Task to complete:
Line tally for "VLANs": state how many lines of the entries include it, with no other text.

Available data:

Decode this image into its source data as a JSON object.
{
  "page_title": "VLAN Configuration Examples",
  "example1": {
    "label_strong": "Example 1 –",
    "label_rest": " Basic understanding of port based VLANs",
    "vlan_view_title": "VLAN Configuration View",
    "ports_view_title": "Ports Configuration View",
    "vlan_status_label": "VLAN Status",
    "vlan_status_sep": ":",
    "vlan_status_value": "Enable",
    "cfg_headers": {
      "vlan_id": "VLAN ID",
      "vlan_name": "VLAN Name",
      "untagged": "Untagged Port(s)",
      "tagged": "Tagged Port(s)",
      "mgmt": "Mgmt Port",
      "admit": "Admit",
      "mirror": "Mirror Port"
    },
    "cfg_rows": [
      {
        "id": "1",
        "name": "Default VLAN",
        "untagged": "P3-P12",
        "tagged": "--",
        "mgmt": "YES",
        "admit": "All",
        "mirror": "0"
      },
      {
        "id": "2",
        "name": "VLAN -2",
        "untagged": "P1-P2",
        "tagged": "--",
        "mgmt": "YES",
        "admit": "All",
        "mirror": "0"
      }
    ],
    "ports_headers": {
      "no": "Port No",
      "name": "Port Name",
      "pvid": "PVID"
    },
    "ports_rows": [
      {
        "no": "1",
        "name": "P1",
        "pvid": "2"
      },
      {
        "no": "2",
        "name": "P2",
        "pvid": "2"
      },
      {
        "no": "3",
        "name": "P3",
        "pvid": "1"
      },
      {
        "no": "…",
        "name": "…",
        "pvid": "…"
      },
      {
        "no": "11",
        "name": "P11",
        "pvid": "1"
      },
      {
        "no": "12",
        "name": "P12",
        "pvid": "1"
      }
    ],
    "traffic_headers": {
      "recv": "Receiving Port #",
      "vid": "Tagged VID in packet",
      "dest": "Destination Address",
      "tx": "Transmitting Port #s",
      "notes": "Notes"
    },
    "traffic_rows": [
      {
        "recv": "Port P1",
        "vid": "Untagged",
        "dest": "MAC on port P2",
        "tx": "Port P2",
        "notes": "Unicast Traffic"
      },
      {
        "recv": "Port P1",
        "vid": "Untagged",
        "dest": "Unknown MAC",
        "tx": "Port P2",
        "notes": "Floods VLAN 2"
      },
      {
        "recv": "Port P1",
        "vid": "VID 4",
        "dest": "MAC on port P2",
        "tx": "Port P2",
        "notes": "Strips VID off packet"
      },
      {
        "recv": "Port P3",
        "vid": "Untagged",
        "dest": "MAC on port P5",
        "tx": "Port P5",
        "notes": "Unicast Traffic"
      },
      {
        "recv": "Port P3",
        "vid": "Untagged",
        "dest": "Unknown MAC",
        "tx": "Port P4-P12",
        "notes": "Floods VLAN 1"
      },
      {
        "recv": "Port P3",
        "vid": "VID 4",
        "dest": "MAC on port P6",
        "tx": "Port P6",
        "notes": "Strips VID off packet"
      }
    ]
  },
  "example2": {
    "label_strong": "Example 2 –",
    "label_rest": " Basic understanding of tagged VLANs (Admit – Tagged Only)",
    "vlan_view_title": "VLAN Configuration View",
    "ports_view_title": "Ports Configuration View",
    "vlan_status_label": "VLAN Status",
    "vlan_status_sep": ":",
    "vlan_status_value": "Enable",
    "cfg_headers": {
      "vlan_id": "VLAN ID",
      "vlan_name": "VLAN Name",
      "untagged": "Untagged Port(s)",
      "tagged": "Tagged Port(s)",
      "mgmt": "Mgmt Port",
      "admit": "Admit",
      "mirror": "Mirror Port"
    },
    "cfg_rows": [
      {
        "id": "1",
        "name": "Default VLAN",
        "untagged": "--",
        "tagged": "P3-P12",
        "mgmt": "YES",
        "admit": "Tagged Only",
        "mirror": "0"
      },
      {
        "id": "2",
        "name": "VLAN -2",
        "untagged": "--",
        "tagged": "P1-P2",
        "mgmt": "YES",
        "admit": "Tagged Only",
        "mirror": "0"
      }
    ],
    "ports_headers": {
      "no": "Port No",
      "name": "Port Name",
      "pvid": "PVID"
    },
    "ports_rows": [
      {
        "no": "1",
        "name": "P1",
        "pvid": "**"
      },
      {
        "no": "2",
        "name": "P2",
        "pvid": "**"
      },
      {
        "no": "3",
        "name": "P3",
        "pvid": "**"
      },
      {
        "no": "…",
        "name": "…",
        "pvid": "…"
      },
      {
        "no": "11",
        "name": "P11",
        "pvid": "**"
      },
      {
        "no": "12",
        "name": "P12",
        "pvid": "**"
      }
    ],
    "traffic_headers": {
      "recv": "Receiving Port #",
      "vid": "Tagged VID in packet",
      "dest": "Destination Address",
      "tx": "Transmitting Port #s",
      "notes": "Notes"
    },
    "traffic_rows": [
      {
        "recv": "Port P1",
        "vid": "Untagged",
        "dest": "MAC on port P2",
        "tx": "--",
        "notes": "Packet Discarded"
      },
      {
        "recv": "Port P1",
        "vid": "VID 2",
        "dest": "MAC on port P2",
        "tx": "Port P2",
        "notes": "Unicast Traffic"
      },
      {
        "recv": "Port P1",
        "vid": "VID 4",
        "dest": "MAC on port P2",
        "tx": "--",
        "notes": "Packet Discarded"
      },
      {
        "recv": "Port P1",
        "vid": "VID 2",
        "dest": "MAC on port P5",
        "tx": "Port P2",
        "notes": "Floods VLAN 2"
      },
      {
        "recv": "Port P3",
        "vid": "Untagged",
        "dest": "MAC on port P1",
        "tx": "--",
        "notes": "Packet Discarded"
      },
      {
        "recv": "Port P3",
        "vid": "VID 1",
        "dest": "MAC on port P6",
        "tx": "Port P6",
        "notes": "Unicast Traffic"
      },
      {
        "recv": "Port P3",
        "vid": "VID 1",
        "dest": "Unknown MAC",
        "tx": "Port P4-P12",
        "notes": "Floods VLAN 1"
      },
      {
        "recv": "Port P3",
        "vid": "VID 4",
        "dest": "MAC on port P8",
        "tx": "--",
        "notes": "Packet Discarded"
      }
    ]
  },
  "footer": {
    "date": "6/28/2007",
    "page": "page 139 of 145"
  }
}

Exercise result:
2